On March 8, team Gennev was on hand for “Be Bold: Stand Up for Change,” an event to celebrate International Women’s Day.
The Seattle event was spectacular – starting with the great food by That Brown Girl Cooks, on to the “Bold Women” history lesson from Dr. Devon Atchison, to the insightful panel discussion, through the breathtaking, heartbreaking snippet from the documentary film Girl Rising, and closing with the gorgeous music and lyrics of Star Anna. Hundreds of women attended, and there were many tears, laughs, and pledges to carry the momentum forward.
But that’s the question: how do we keep our enthusiasm from folding up along with the chairs and tables at Town Hall? It’s great to attend events like these, but it’s even greater if we can take that energy forward to make real and lasting change for women, their families, and communities all over the world.
Fortunately, the organizers of the Seattle event, Kate Isler and Nickie Smith, were already way ahead of me.
“How do I re-create the spirit and passion of
International Women’s Day, every day?”
Based on recommendations from the United Nations, here are Kate and Nickie’s suggestions for keeping the momentum of International Women’s Day going:
- Forge opportunities for women. There are lots of women-owned, women-led companies out there. Find some. They’re in your neighborhood. Ask your friends; start small but start looking for them, and you’ll be pleasantly surprised by what you find. (Shannon: I wasn’t able to locate an app or website that tells you which businesses in your area are woman-owned or woman-led, but there may be one. If you know, please share in the comments!)
- Challenge bias and inequality. Gender inequality is often so “normal” that it’s nearly invisible until someone points it out. Be that someone. If you see an all-male panel, challenge it; offer to occupy a seat, if appropriate, or help the organizers locate some female experts. Monitor the pay gap, and if you’re responsible for the pay of others, don’t help propagate it. Challenge stereotypes – and by this, we mean all stereotypes, including the “inept father” as well as the “ditzy blonde female.” Support inclusive leadership. Call it out when you see it and reward those who are truly making an effort. Raising awareness – in your community, among family, with friends, every opportunity you get – is key.

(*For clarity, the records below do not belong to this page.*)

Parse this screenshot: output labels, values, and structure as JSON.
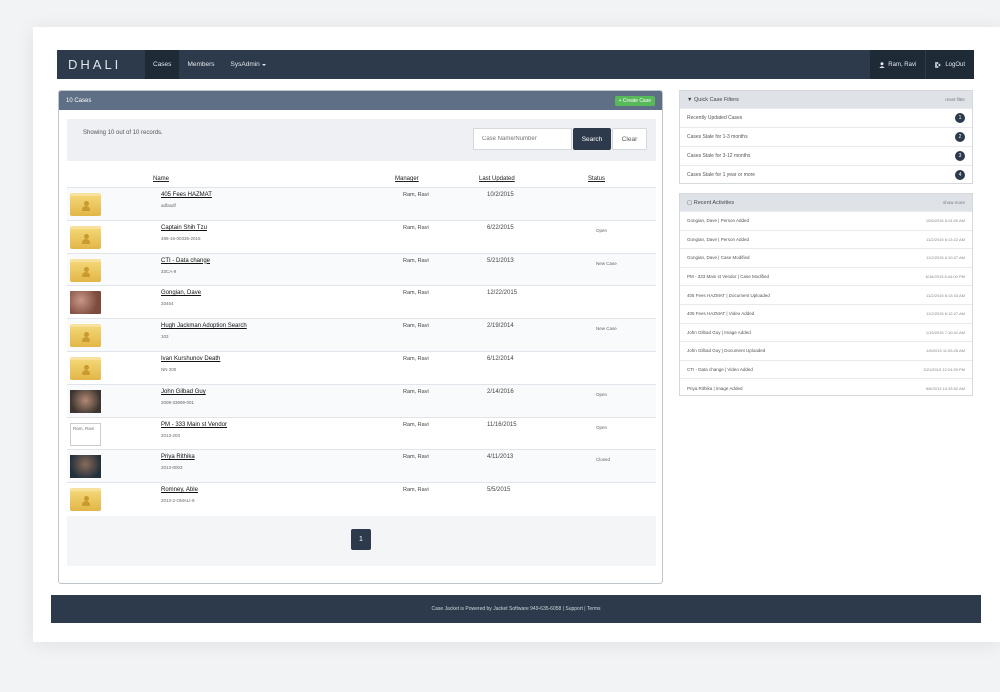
{
  "brand": "DHALI",
  "nav": [
    {
      "label": "Cases"
    },
    {
      "label": "Members"
    },
    {
      "label": "SysAdmin"
    }
  ],
  "user": {
    "name": "Ram, Ravi",
    "logout": "LogOut"
  },
  "cases_panel": {
    "title": "10 Cases",
    "create_label": "+ Create Case",
    "showing_text": "Showing 10 out of 10 records.",
    "search_placeholder": "Case Name/Number",
    "search_label": "Search",
    "clear_label": "Clear",
    "columns": {
      "name": "Name",
      "manager": "Manager",
      "updated": "Last Updated",
      "status": "Status"
    },
    "rows": [
      {
        "thumb": "folder",
        "name": "405 Fees HAZMAT",
        "number": "adfasdf",
        "manager": "Ram, Ravi",
        "updated": "10/2/2015",
        "status": ""
      },
      {
        "thumb": "folder",
        "name": "Captain Shih Tzu",
        "number": "488-16-00335-2015",
        "manager": "Ram, Ravi",
        "updated": "6/22/2015",
        "status": "Open"
      },
      {
        "thumb": "folder",
        "name": "CTI - Data change",
        "number": "33CA-9",
        "manager": "Ram, Ravi",
        "updated": "5/21/2013",
        "status": "New Case"
      },
      {
        "thumb": "photo-a",
        "name": "Gongian, Dave",
        "number": "33454",
        "manager": "Ram, Ravi",
        "updated": "12/22/2015",
        "status": ""
      },
      {
        "thumb": "folder",
        "name": "Hugh Jackman Adoption Search",
        "number": "103",
        "manager": "Ram, Ravi",
        "updated": "2/19/2014",
        "status": "New Case"
      },
      {
        "thumb": "folder",
        "name": "Ivan Kurshunov Death",
        "number": "NN 200",
        "manager": "Ram, Ravi",
        "updated": "6/12/2014",
        "status": ""
      },
      {
        "thumb": "photo-b",
        "name": "John Gilbad Guy",
        "number": "2009-33699-001",
        "manager": "Ram, Ravi",
        "updated": "2/14/2016",
        "status": "Open"
      },
      {
        "thumb": "broken",
        "thumb_text": "Ram, Ravi",
        "name": "PM - 333 Main st Vendor",
        "number": "2013-203",
        "manager": "Ram, Ravi",
        "updated": "11/16/2015",
        "status": "Open"
      },
      {
        "thumb": "photo-c",
        "name": "Priya Rithika",
        "number": "2013-0003",
        "manager": "Ram, Ravi",
        "updated": "4/11/2013",
        "status": "Closed"
      },
      {
        "thumb": "folder",
        "name": "Romney, Able",
        "number": "2013-2-OMALI-9",
        "manager": "Ram, Ravi",
        "updated": "5/5/2015",
        "status": ""
      }
    ],
    "page": "1"
  },
  "quick_filters": {
    "title": "Quick Case Filters",
    "reset": "reset filter",
    "items": [
      {
        "label": "Recently Updated Cases",
        "count": "1"
      },
      {
        "label": "Cases Stale for 1-3 months",
        "count": "2"
      },
      {
        "label": "Cases Stale for 3-12 months",
        "count": "3"
      },
      {
        "label": "Cases Stale for 1 year or more",
        "count": "4"
      }
    ]
  },
  "recent_activities": {
    "title": "Recent Activities",
    "show_more": "show more",
    "items": [
      {
        "text": "Gongian, Dave | Person Added",
        "time": "10/6/2016 6:24:00 AM"
      },
      {
        "text": "Gongian, Dave | Person Added",
        "time": "11/2/2015 6:13:22 AM"
      },
      {
        "text": "Gongian, Dave | Case Modified",
        "time": "11/2/2015 6:10:27 AM"
      },
      {
        "text": "PM - 333 Main st Vendor | Case Modified",
        "time": "6/16/2015 5:44:00 PM"
      },
      {
        "text": "405 Fees HAZMAT | Document Uploaded",
        "time": "11/2/2015 8:13:33 AM"
      },
      {
        "text": "405 Fees HAZMAT | Video Added",
        "time": "11/2/2015 6:12:27 AM"
      },
      {
        "text": "John Gilbad Guy | Image Added",
        "time": "1/15/2015 7:10:41 AM"
      },
      {
        "text": "John Gilbad Guy | Document Uploaded",
        "time": "1/6/2015 11:53:26 AM"
      },
      {
        "text": "CTI - Data change | Video Added",
        "time": "3/21/2013 12:24:39 PM"
      },
      {
        "text": "Priya Rithika | Image Added",
        "time": "5/6/2013 10:33:52 AM"
      }
    ]
  },
  "footer": "Case Jacket is Powered by Jacket Software 949-635-6058 | Support | Terms"
}
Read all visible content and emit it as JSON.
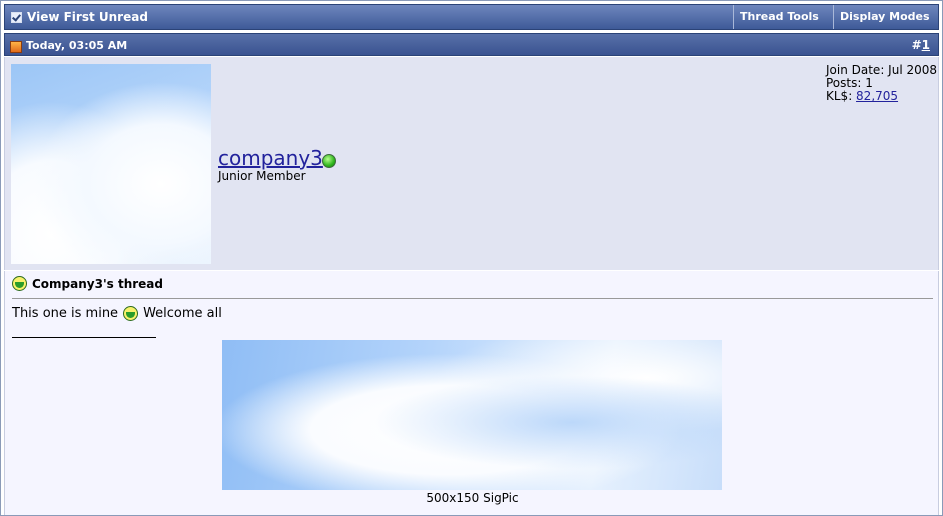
{
  "toolbar": {
    "view_first_unread": "View First Unread",
    "thread_tools": "Thread Tools",
    "display_modes": "Display Modes"
  },
  "post": {
    "date": "Today, 03:05 AM",
    "number_prefix": "#",
    "number": "1",
    "user": {
      "name": "company3",
      "title": "Junior Member",
      "online_status": "online",
      "join_date": "Join Date: Jul 2008",
      "posts": "Posts: 1",
      "kl_label": "KL$: ",
      "kl_value": "82,705"
    },
    "title": "Company3's thread",
    "message_part1": "This one is mine",
    "message_part2": "Welcome all",
    "signature_caption": "500x150 SigPic"
  },
  "colors": {
    "bar_blue": "#3e5a98",
    "panel_bg": "#e1e4f2",
    "body_bg": "#f5f5ff",
    "link": "#22229c"
  },
  "icons": [
    "checkbox-icon",
    "chevron-down-icon",
    "post-icon",
    "online-status-icon",
    "grin-smiley-icon"
  ]
}
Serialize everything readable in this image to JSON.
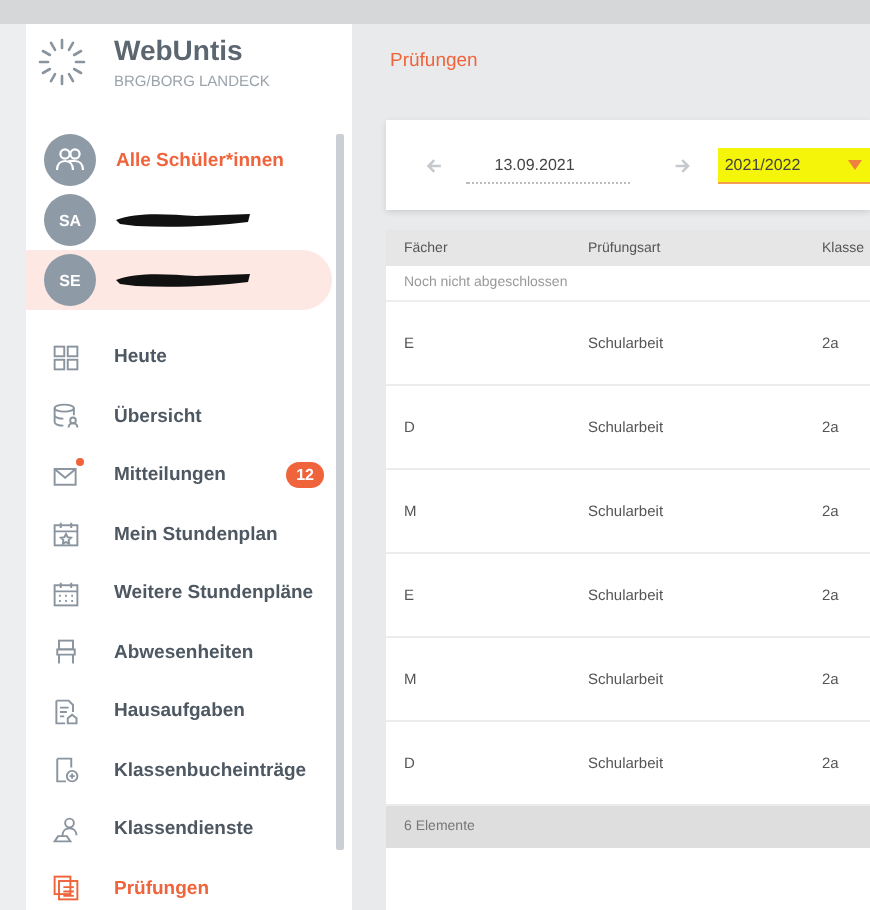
{
  "app": {
    "name": "WebUntis",
    "school": "BRG/BORG LANDECK"
  },
  "students": [
    {
      "kind": "all",
      "label": "Alle Schüler*innen",
      "selected": false
    },
    {
      "kind": "student",
      "initials": "SA",
      "redacted": true,
      "selected": false
    },
    {
      "kind": "student",
      "initials": "SE",
      "redacted": true,
      "selected": true
    }
  ],
  "nav": [
    {
      "label": "Heute",
      "selected": false
    },
    {
      "label": "Übersicht",
      "selected": false
    },
    {
      "label": "Mitteilungen",
      "selected": false,
      "unread": true,
      "badge": "12"
    },
    {
      "label": "Mein Stundenplan",
      "selected": false
    },
    {
      "label": "Weitere Stundenpläne",
      "selected": false
    },
    {
      "label": "Abwesenheiten",
      "selected": false
    },
    {
      "label": "Hausaufgaben",
      "selected": false
    },
    {
      "label": "Klassenbucheinträge",
      "selected": false
    },
    {
      "label": "Klassendienste",
      "selected": false
    },
    {
      "label": "Prüfungen",
      "selected": true
    }
  ],
  "page": {
    "title": "Prüfungen"
  },
  "filter": {
    "date": "13.09.2021",
    "school_year": "2021/2022",
    "highlighted": true
  },
  "table": {
    "columns": [
      "Fächer",
      "Prüfungsart",
      "Klasse"
    ],
    "group": "Noch nicht abgeschlossen",
    "rows": [
      [
        "E",
        "Schularbeit",
        "2a"
      ],
      [
        "D",
        "Schularbeit",
        "2a"
      ],
      [
        "M",
        "Schularbeit",
        "2a"
      ],
      [
        "E",
        "Schularbeit",
        "2a"
      ],
      [
        "M",
        "Schularbeit",
        "2a"
      ],
      [
        "D",
        "Schularbeit",
        "2a"
      ]
    ],
    "footer": "6 Elemente"
  }
}
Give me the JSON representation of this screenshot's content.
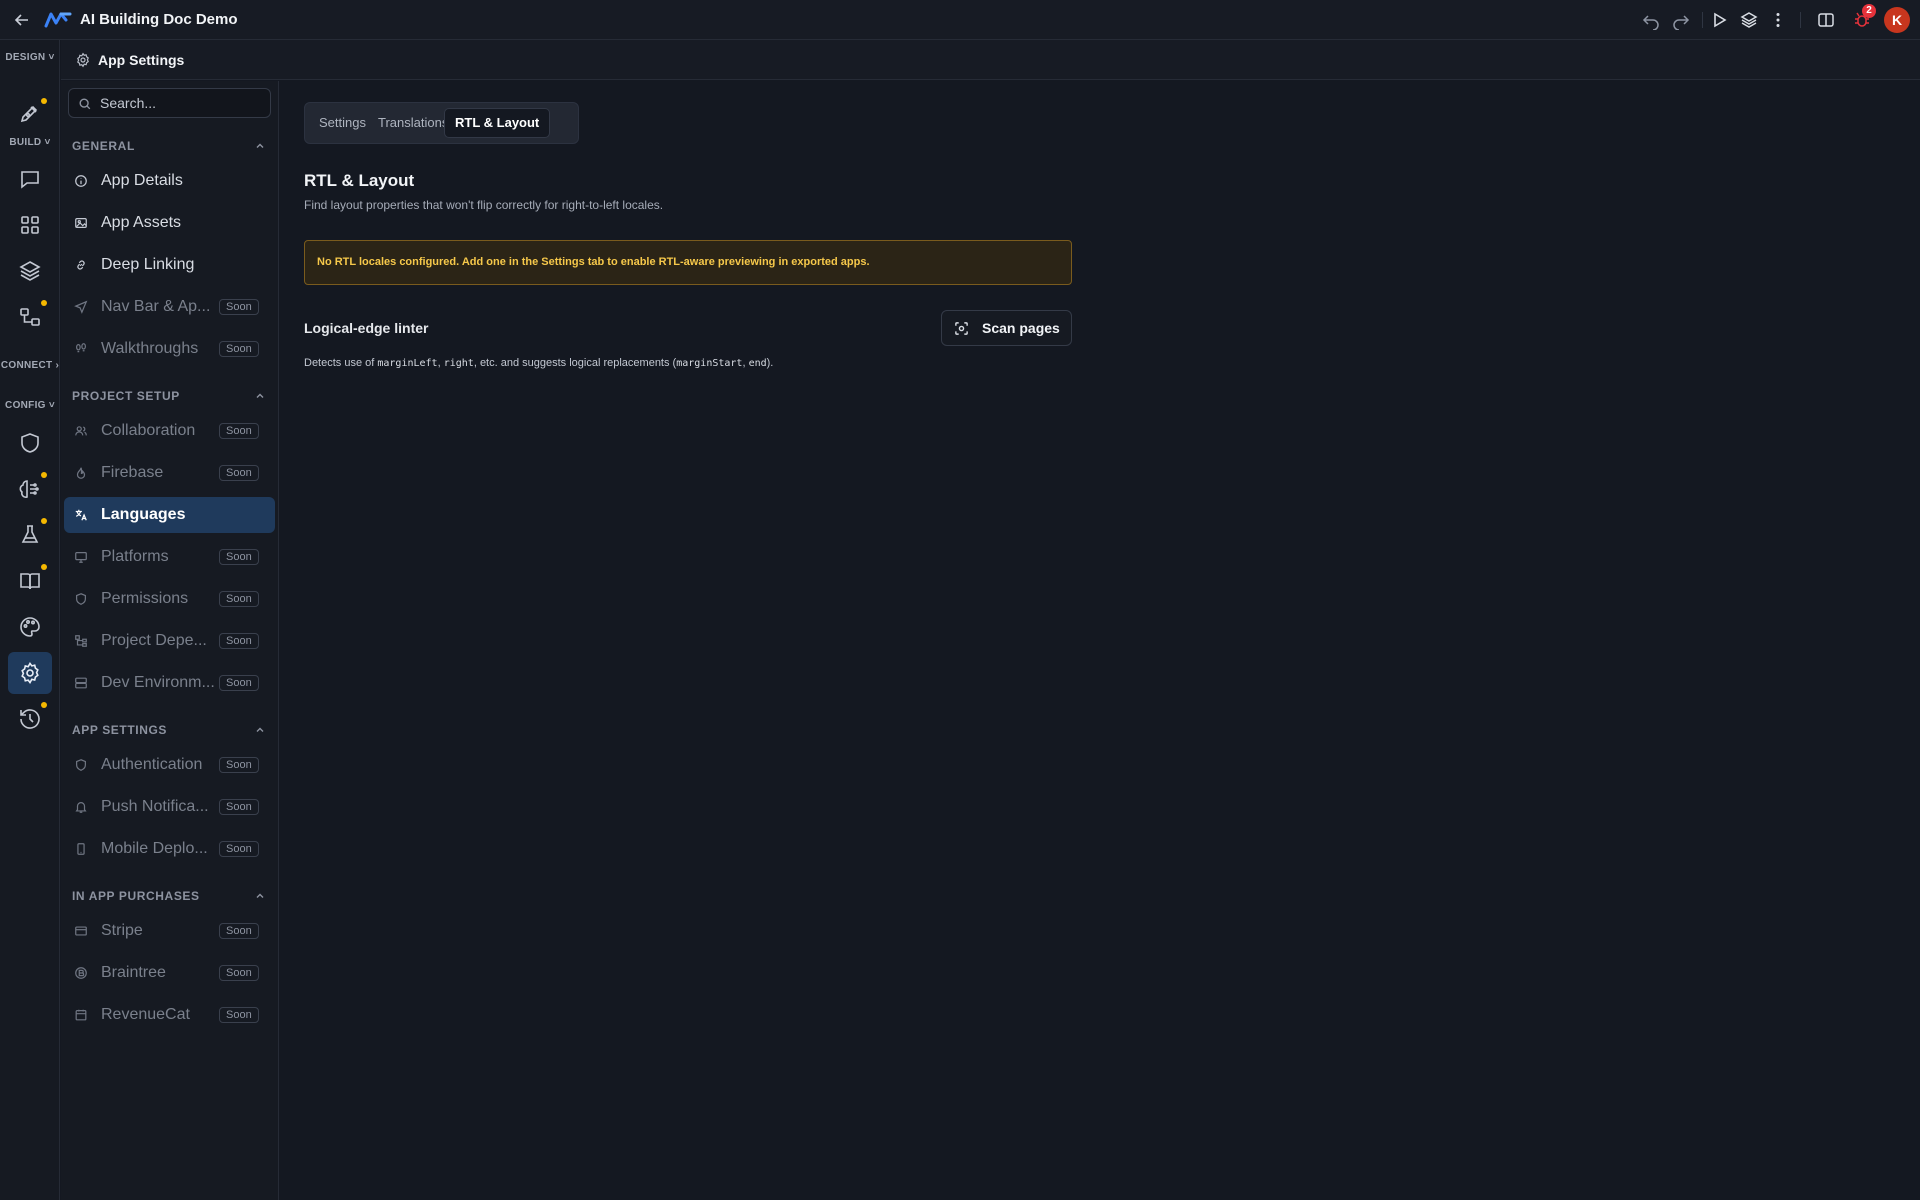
{
  "topbar": {
    "title": "AI Building Doc Demo",
    "notification_count": "2",
    "avatar_initial": "K"
  },
  "rail": {
    "sections": {
      "design": "DESIGN",
      "build": "BUILD",
      "connect": "CONNECT",
      "config": "CONFIG"
    }
  },
  "settings_header": {
    "title": "App Settings"
  },
  "sidebar": {
    "search_placeholder": "Search...",
    "soon_label": "Soon",
    "groups": {
      "general": {
        "title": "GENERAL",
        "items": [
          "App Details",
          "App Assets",
          "Deep Linking",
          "Nav Bar & Ap...",
          "Walkthroughs"
        ]
      },
      "project_setup": {
        "title": "PROJECT SETUP",
        "items": [
          "Collaboration",
          "Firebase",
          "Languages",
          "Platforms",
          "Permissions",
          "Project Depe...",
          "Dev Environm..."
        ]
      },
      "app_settings": {
        "title": "APP SETTINGS",
        "items": [
          "Authentication",
          "Push Notifica...",
          "Mobile Deplo..."
        ]
      },
      "in_app_purchases": {
        "title": "IN APP PURCHASES",
        "items": [
          "Stripe",
          "Braintree",
          "RevenueCat"
        ]
      }
    }
  },
  "main": {
    "tabs": [
      "Settings",
      "Translations",
      "RTL & Layout"
    ],
    "title": "RTL & Layout",
    "subtitle": "Find layout properties that won't flip correctly for right-to-left locales.",
    "alert": "No RTL locales configured. Add one in the Settings tab to enable RTL-aware previewing in exported apps.",
    "linter": {
      "title": "Logical-edge linter",
      "button": "Scan pages",
      "desc_1": "Detects use of ",
      "code_1": "marginLeft",
      "desc_2": ", ",
      "code_2": "right",
      "desc_3": ", etc. and suggests logical replacements (",
      "code_3": "marginStart",
      "desc_4": ", ",
      "code_4": "end",
      "desc_5": ")."
    }
  },
  "colors": {
    "accent_active": "#1f3a5c",
    "warning_text": "#f6c84a",
    "warning_border": "#7a5b1d",
    "notification_dot": "#f5b800",
    "badge": "#e5323b",
    "avatar": "#c8361e"
  }
}
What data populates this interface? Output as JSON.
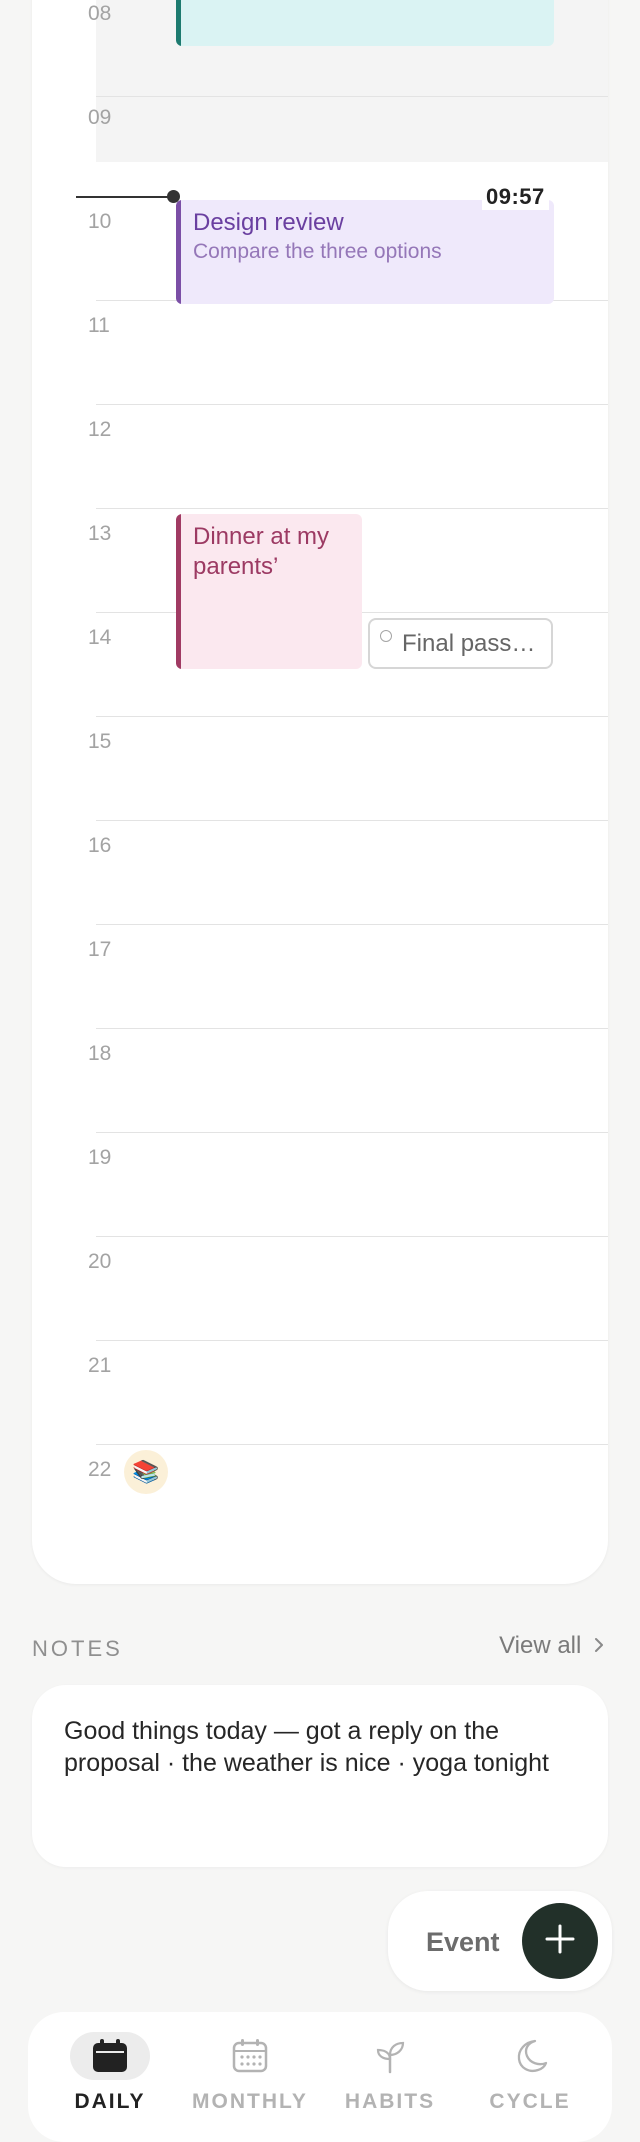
{
  "calendar": {
    "hours": [
      "08",
      "09",
      "10",
      "11",
      "12",
      "13",
      "14",
      "15",
      "16",
      "17",
      "18",
      "19",
      "20",
      "21",
      "22"
    ],
    "now_time": "09:57",
    "events": [
      {
        "title": "",
        "subtitle": "",
        "bar_color": "#1d7a6f",
        "bg_color": "#daf3f3"
      },
      {
        "title": "Design review",
        "subtitle": "Compare the three options",
        "bar_color": "#7b4fa6",
        "bg_color": "#efe9fb",
        "title_color": "#6a3fa0",
        "subtitle_color": "#9577b8"
      },
      {
        "title": "Dinner at my parents’",
        "subtitle": "",
        "bar_color": "#a03a63",
        "bg_color": "#fbe8ef",
        "title_color": "#9c3a63"
      }
    ],
    "task": {
      "label": "Final pass…"
    },
    "emoji": "📚"
  },
  "notes": {
    "heading": "NOTES",
    "view_all": "View all",
    "text": "Good things today — got a reply on the proposal · the weather is nice · yoga tonight"
  },
  "fab": {
    "label": "Event"
  },
  "nav": {
    "items": [
      {
        "label": "DAILY",
        "icon": "calendar-day-icon",
        "active": true
      },
      {
        "label": "MONTHLY",
        "icon": "calendar-grid-icon",
        "active": false
      },
      {
        "label": "HABITS",
        "icon": "sprout-icon",
        "active": false
      },
      {
        "label": "CYCLE",
        "icon": "moon-icon",
        "active": false
      }
    ]
  },
  "colors": {
    "accent_dark": "#223029",
    "inactive_nav": "#b3b3b3",
    "active_nav": "#222222"
  }
}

- Campaign against violence. Educate young people on how to have positive, supportive, equal relationships. There’s a lot of female-victim blaming and male-perpetrator excusing behavior out there: don’t engage in it or let it go unchallenged. Report violence if you witness it. Support community groups that help counteract abuse.
- Champion women’s education. Donate to an organization that educates girls globally, and be a voice for your local schools. Help launch or fund a scholarship that provides educational funds to women or girls. Celebrate women’s accomplishments by talking about them on social media and with friends.
Finally, be an advocate for women in your daily life. Mentor a younger woman or seek out a mentor to help you grow. Connect women who can help one another. Gather women and the men who support them to set goals and find or carve out opportunities for women in your local community.
And take time to celebrate a very important woman in your life who tends to go unappreciated: you.